**** Given information
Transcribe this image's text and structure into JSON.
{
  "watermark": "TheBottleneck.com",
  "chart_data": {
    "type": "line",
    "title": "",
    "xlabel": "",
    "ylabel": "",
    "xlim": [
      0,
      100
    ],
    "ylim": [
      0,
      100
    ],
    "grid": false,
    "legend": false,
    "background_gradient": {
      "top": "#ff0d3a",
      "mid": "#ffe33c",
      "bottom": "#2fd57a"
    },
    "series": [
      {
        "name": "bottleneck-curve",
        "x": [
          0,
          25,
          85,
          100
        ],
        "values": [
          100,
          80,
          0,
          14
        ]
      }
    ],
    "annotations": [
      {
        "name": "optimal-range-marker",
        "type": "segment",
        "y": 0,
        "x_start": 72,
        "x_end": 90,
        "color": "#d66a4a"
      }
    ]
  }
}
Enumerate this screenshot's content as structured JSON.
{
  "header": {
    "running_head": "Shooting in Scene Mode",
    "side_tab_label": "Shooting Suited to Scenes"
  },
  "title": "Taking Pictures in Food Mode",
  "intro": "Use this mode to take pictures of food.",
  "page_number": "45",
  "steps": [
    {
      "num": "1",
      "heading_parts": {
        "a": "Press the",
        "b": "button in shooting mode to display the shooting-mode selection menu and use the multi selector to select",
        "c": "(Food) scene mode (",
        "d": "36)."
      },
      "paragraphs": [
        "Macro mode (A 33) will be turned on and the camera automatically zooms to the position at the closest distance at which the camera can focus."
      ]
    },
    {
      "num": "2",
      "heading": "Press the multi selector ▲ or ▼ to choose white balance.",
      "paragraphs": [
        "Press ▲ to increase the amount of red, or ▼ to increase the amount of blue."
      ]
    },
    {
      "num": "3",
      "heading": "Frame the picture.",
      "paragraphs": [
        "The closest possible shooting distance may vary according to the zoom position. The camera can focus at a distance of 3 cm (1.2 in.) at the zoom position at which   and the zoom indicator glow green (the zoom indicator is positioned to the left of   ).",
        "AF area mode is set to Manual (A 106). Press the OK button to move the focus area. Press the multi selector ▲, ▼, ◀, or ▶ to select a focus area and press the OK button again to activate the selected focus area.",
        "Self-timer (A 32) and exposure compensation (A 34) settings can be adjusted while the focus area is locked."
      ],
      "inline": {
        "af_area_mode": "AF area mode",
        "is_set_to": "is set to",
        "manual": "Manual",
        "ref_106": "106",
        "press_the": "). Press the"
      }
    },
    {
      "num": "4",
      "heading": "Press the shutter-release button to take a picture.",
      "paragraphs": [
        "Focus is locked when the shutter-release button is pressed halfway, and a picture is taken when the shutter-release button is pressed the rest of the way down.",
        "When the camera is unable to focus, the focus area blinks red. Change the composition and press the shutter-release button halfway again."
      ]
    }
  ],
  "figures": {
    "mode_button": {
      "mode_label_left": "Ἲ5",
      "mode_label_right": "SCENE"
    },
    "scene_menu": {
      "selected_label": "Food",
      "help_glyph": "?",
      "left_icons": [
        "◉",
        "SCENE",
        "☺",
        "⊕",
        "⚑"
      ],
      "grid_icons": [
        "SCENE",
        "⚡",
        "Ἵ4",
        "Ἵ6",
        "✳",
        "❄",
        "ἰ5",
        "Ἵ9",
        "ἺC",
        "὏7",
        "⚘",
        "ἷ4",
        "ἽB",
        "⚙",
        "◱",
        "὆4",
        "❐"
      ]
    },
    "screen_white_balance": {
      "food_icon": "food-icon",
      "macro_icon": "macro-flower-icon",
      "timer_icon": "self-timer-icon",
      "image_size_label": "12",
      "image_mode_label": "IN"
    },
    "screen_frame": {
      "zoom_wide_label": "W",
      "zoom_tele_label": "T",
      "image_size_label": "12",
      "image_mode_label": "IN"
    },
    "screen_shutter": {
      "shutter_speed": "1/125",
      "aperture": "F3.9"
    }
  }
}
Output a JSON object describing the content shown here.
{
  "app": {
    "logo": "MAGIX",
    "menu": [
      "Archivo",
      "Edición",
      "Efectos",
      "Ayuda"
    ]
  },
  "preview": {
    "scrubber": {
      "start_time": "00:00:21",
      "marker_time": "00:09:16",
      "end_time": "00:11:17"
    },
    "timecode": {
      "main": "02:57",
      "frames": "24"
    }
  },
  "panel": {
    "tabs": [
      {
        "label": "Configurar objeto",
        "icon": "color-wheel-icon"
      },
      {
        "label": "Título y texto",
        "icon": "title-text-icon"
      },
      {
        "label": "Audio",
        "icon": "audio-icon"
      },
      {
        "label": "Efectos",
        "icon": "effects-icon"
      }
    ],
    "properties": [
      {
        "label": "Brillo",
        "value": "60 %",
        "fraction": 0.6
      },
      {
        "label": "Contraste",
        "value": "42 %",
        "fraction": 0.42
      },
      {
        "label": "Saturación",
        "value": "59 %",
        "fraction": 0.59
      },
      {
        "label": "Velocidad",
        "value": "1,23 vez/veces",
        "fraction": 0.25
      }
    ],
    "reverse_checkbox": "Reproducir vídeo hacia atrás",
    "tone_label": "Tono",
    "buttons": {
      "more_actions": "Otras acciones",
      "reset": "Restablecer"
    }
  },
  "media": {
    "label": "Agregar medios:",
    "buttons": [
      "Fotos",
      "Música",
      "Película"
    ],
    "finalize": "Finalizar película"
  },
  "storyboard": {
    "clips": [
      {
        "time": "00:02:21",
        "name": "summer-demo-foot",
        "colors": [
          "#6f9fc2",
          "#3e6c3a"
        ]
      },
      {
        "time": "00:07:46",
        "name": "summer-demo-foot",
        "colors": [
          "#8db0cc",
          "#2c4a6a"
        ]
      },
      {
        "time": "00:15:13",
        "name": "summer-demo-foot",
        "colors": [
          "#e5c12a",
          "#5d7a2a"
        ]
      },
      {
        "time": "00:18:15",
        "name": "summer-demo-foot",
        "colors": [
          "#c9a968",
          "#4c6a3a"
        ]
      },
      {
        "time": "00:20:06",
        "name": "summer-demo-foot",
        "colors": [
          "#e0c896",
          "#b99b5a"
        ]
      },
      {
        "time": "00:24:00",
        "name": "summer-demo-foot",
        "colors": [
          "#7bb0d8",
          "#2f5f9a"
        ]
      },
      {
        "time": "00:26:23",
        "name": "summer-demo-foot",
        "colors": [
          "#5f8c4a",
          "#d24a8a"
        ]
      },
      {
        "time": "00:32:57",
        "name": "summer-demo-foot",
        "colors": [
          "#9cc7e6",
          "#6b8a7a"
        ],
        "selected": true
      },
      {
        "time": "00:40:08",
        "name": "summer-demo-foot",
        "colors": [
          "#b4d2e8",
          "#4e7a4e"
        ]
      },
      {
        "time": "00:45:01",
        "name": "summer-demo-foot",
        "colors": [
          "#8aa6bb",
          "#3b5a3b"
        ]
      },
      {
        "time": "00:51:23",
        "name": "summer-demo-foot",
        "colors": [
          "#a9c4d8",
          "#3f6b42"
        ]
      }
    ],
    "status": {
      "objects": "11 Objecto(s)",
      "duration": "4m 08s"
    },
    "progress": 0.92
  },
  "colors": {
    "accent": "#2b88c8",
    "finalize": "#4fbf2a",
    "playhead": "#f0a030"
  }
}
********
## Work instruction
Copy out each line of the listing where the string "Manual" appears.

## Expected answer
        "AF area mode is set to Manual (A 106). Press the OK button to move the focus area. Press the multi selector ▲, ▼, ◀, or ▶ to select a focus area and press the OK button again to activate the selected focus area.",
        "manual": "Manual",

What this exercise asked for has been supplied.